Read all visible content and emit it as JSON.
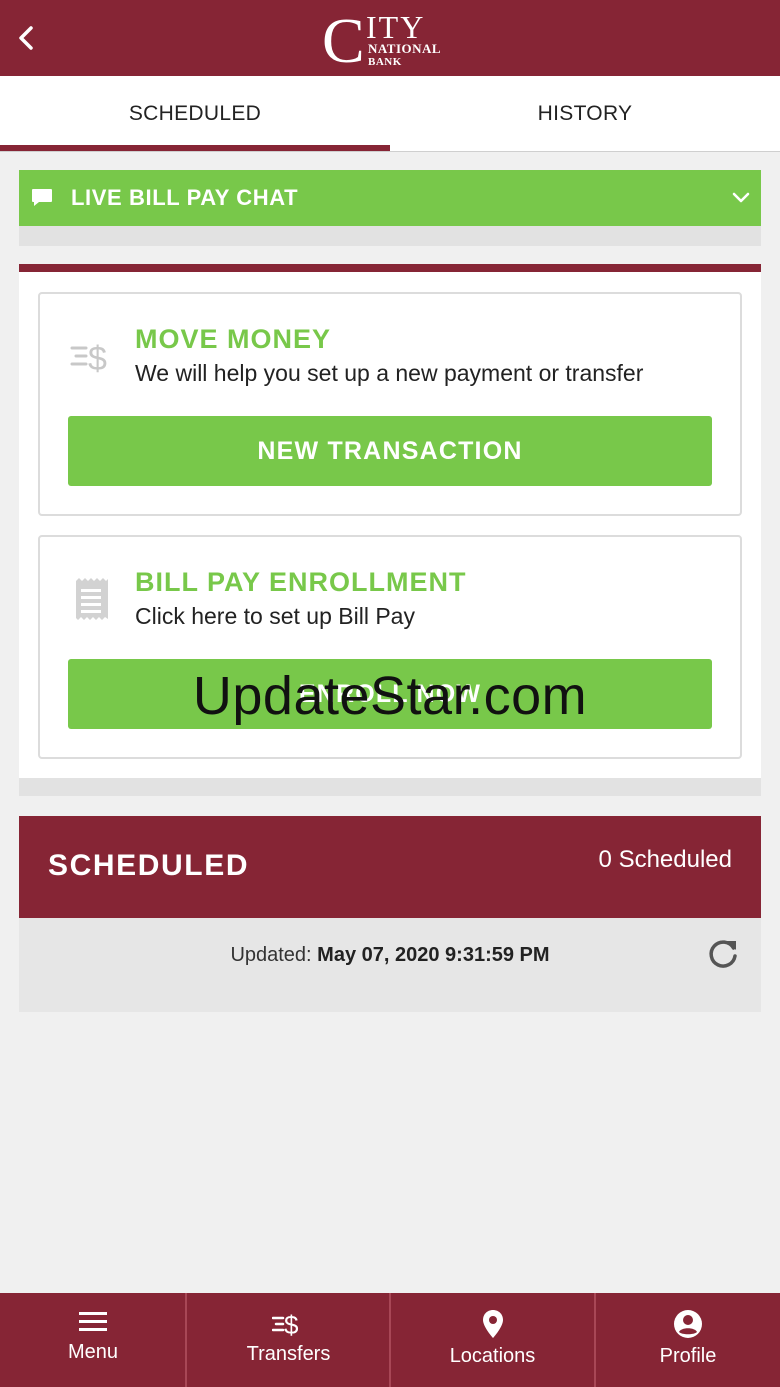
{
  "header": {
    "logo_text": "City National Bank"
  },
  "tabs": [
    {
      "label": "SCHEDULED",
      "active": true
    },
    {
      "label": "HISTORY",
      "active": false
    }
  ],
  "chat": {
    "label": "LIVE BILL PAY CHAT"
  },
  "move_money": {
    "title": "MOVE MONEY",
    "subtitle": "We will help you set up a new payment or transfer",
    "button": "NEW TRANSACTION"
  },
  "enrollment": {
    "title": "BILL PAY ENROLLMENT",
    "subtitle": "Click here to set up Bill Pay",
    "button": "ENROLL NOW"
  },
  "watermark": "UpdateStar.com",
  "scheduled": {
    "title": "SCHEDULED",
    "count": "0 Scheduled",
    "updated_label": "Updated:",
    "updated_value": "May 07, 2020 9:31:59 PM"
  },
  "bottom_nav": [
    {
      "label": "Menu",
      "icon": "menu-icon"
    },
    {
      "label": "Transfers",
      "icon": "transfers-icon"
    },
    {
      "label": "Locations",
      "icon": "location-pin-icon"
    },
    {
      "label": "Profile",
      "icon": "profile-icon"
    }
  ],
  "colors": {
    "brand": "#862535",
    "accent": "#78c84a",
    "background": "#f0f0f0"
  }
}
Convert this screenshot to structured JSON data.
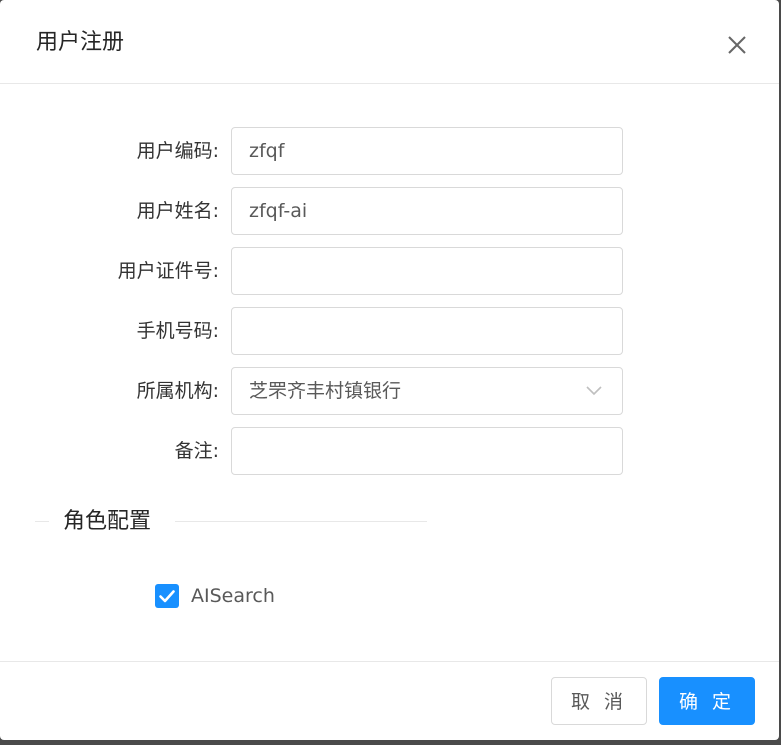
{
  "dialog": {
    "title": "用户注册",
    "close_icon": "close-icon"
  },
  "form": {
    "fields": [
      {
        "label": "用户编码:",
        "value": "zfqf",
        "placeholder": ""
      },
      {
        "label": "用户姓名:",
        "value": "zfqf-ai",
        "placeholder": ""
      },
      {
        "label": "用户证件号:",
        "value": "",
        "placeholder": ""
      },
      {
        "label": "手机号码:",
        "value": "",
        "placeholder": ""
      },
      {
        "label": "所属机构:",
        "value": "芝罘齐丰村镇银行",
        "icon": "chevron-down-icon"
      },
      {
        "label": "备注:",
        "value": "",
        "placeholder": ""
      }
    ]
  },
  "roles": {
    "section_title": "角色配置",
    "items": [
      {
        "label": "AISearch",
        "checked": true
      }
    ]
  },
  "footer": {
    "cancel_label": "取 消",
    "ok_label": "确 定"
  },
  "colors": {
    "primary": "#1890ff",
    "border": "#d9d9d9",
    "text": "#333333"
  }
}
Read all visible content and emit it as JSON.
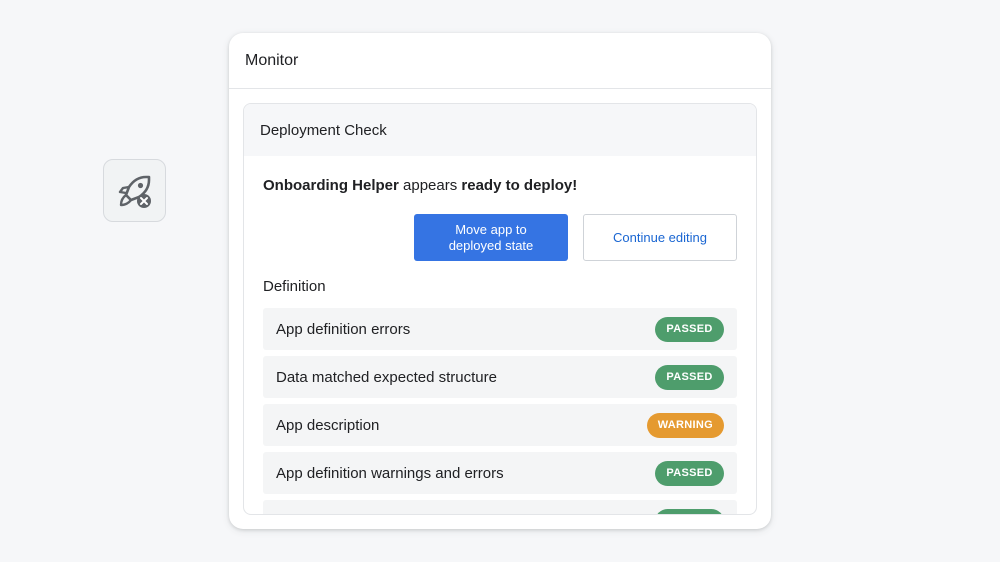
{
  "side_icon": {
    "name": "rocket-error-icon"
  },
  "panel": {
    "title": "Monitor",
    "deployment_check": {
      "title": "Deployment Check",
      "status": {
        "app_name": "Onboarding Helper",
        "middle": " appears ",
        "state": "ready to deploy!"
      },
      "buttons": {
        "primary": "Move app to deployed state",
        "secondary": "Continue editing"
      },
      "definition": {
        "title": "Definition",
        "items": [
          {
            "label": "App definition errors",
            "status": "PASSED",
            "color": "#4e9d6c"
          },
          {
            "label": "Data matched expected structure",
            "status": "PASSED",
            "color": "#4e9d6c"
          },
          {
            "label": "App description",
            "status": "WARNING",
            "color": "#e59a30"
          },
          {
            "label": "App definition warnings and errors",
            "status": "PASSED",
            "color": "#4e9d6c"
          },
          {
            "label": "",
            "status": "",
            "color": "#4e9d6c"
          }
        ]
      }
    }
  },
  "colors": {
    "primary_button": "#3574e3",
    "link_text": "#1a66d2",
    "passed": "#4e9d6c",
    "warning": "#e59a30"
  }
}
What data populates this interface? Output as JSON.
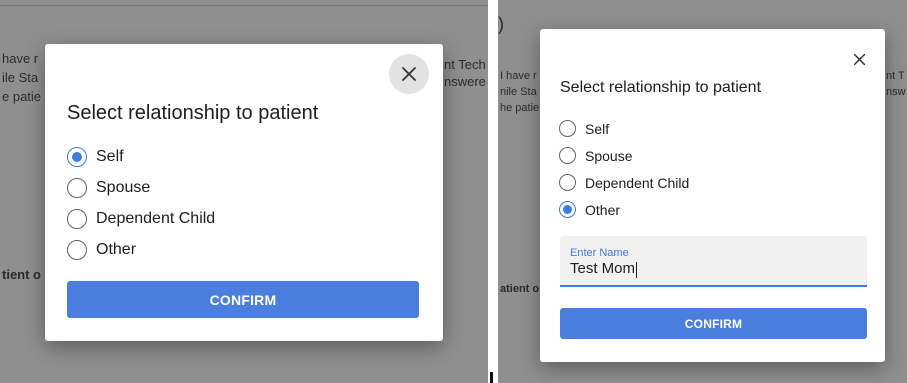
{
  "left": {
    "background_text": {
      "line1": "have r",
      "line2": "ile Sta",
      "line3": "e patie",
      "right1": "nt Tech",
      "right2": "nswere",
      "bold1": "tient o"
    },
    "modal": {
      "title": "Select relationship to patient",
      "options": [
        {
          "label": "Self",
          "checked": true
        },
        {
          "label": "Spouse",
          "checked": false
        },
        {
          "label": "Dependent Child",
          "checked": false
        },
        {
          "label": "Other",
          "checked": false
        }
      ],
      "close_glyph": "✕",
      "confirm_label": "CONFIRM"
    }
  },
  "right": {
    "background_text": {
      "paren": ")",
      "line1": "I have r",
      "line2": "nile Sta",
      "line3": "he patie",
      "right1": "nt T",
      "right2": "nsw",
      "bold1": "atient o"
    },
    "modal": {
      "title": "Select relationship to patient",
      "options": [
        {
          "label": "Self",
          "checked": false
        },
        {
          "label": "Spouse",
          "checked": false
        },
        {
          "label": "Dependent Child",
          "checked": false
        },
        {
          "label": "Other",
          "checked": true
        }
      ],
      "close_glyph": "✕",
      "name_field": {
        "label": "Enter Name",
        "value": "Test Mom"
      },
      "confirm_label": "CONFIRM"
    }
  },
  "colors": {
    "accent": "#4a7fe0",
    "overlay": "#8f8f8f",
    "radio_border": "#5f6368"
  }
}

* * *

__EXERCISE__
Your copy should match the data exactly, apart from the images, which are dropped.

__ANSWER TO THE PROBLEM__
Read all visible content and emit it as JSON.
{
  "header": {
    "logo_text": "City National Bank"
  },
  "tabs": [
    {
      "label": "SCHEDULED",
      "active": true
    },
    {
      "label": "HISTORY",
      "active": false
    }
  ],
  "chat": {
    "label": "LIVE BILL PAY CHAT"
  },
  "move_money": {
    "title": "MOVE MONEY",
    "subtitle": "We will help you set up a new payment or transfer",
    "button": "NEW TRANSACTION"
  },
  "enrollment": {
    "title": "BILL PAY ENROLLMENT",
    "subtitle": "Click here to set up Bill Pay",
    "button": "ENROLL NOW"
  },
  "watermark": "UpdateStar.com",
  "scheduled": {
    "title": "SCHEDULED",
    "count": "0 Scheduled",
    "updated_label": "Updated:",
    "updated_value": "May 07, 2020 9:31:59 PM"
  },
  "bottom_nav": [
    {
      "label": "Menu",
      "icon": "menu-icon"
    },
    {
      "label": "Transfers",
      "icon": "transfers-icon"
    },
    {
      "label": "Locations",
      "icon": "location-pin-icon"
    },
    {
      "label": "Profile",
      "icon": "profile-icon"
    }
  ],
  "colors": {
    "brand": "#862535",
    "accent": "#78c84a",
    "background": "#f0f0f0"
  }
}
Convert this screenshot to structured JSON data.
{
  "dialog": {
    "title": "用户注册",
    "close_icon": "close-icon"
  },
  "form": {
    "fields": [
      {
        "label": "用户编码:",
        "value": "zfqf",
        "placeholder": ""
      },
      {
        "label": "用户姓名:",
        "value": "zfqf-ai",
        "placeholder": ""
      },
      {
        "label": "用户证件号:",
        "value": "",
        "placeholder": ""
      },
      {
        "label": "手机号码:",
        "value": "",
        "placeholder": ""
      },
      {
        "label": "所属机构:",
        "value": "芝罘齐丰村镇银行",
        "icon": "chevron-down-icon"
      },
      {
        "label": "备注:",
        "value": "",
        "placeholder": ""
      }
    ]
  },
  "roles": {
    "section_title": "角色配置",
    "items": [
      {
        "label": "AISearch",
        "checked": true
      }
    ]
  },
  "footer": {
    "cancel_label": "取 消",
    "ok_label": "确 定"
  },
  "colors": {
    "primary": "#1890ff",
    "border": "#d9d9d9",
    "text": "#333333"
  }
}
Read all visible content and emit it as JSON.
{
  "side_icon": {
    "name": "rocket-error-icon"
  },
  "panel": {
    "title": "Monitor",
    "deployment_check": {
      "title": "Deployment Check",
      "status": {
        "app_name": "Onboarding Helper",
        "middle": " appears ",
        "state": "ready to deploy!"
      },
      "buttons": {
        "primary": "Move app to deployed state",
        "secondary": "Continue editing"
      },
      "definition": {
        "title": "Definition",
        "items": [
          {
            "label": "App definition errors",
            "status": "PASSED",
            "color": "#4e9d6c"
          },
          {
            "label": "Data matched expected structure",
            "status": "PASSED",
            "color": "#4e9d6c"
          },
          {
            "label": "App description",
            "status": "WARNING",
            "color": "#e59a30"
          },
          {
            "label": "App definition warnings and errors",
            "status": "PASSED",
            "color": "#4e9d6c"
          },
          {
            "label": "",
            "status": "",
            "color": "#4e9d6c"
          }
        ]
      }
    }
  },
  "colors": {
    "primary_button": "#3574e3",
    "link_text": "#1a66d2",
    "passed": "#4e9d6c",
    "warning": "#e59a30"
  }
}
What data populates this interface? Output as JSON.
{
  "left": {
    "background_text": {
      "line1": "have r",
      "line2": "ile Sta",
      "line3": "e patie",
      "right1": "nt Tech",
      "right2": "nswere",
      "bold1": "tient o"
    },
    "modal": {
      "title": "Select relationship to patient",
      "options": [
        {
          "label": "Self",
          "checked": true
        },
        {
          "label": "Spouse",
          "checked": false
        },
        {
          "label": "Dependent Child",
          "checked": false
        },
        {
          "label": "Other",
          "checked": false
        }
      ],
      "close_glyph": "✕",
      "confirm_label": "CONFIRM"
    }
  },
  "right": {
    "background_text": {
      "paren": ")",
      "line1": "I have r",
      "line2": "nile Sta",
      "line3": "he patie",
      "right1": "nt T",
      "right2": "nsw",
      "bold1": "atient o"
    },
    "modal": {
      "title": "Select relationship to patient",
      "options": [
        {
          "label": "Self",
          "checked": false
        },
        {
          "label": "Spouse",
          "checked": false
        },
        {
          "label": "Dependent Child",
          "checked": false
        },
        {
          "label": "Other",
          "checked": true
        }
      ],
      "close_glyph": "✕",
      "name_field": {
        "label": "Enter Name",
        "value": "Test Mom"
      },
      "confirm_label": "CONFIRM"
    }
  },
  "colors": {
    "accent": "#4a7fe0",
    "overlay": "#8f8f8f",
    "radio_border": "#5f6368"
  }
}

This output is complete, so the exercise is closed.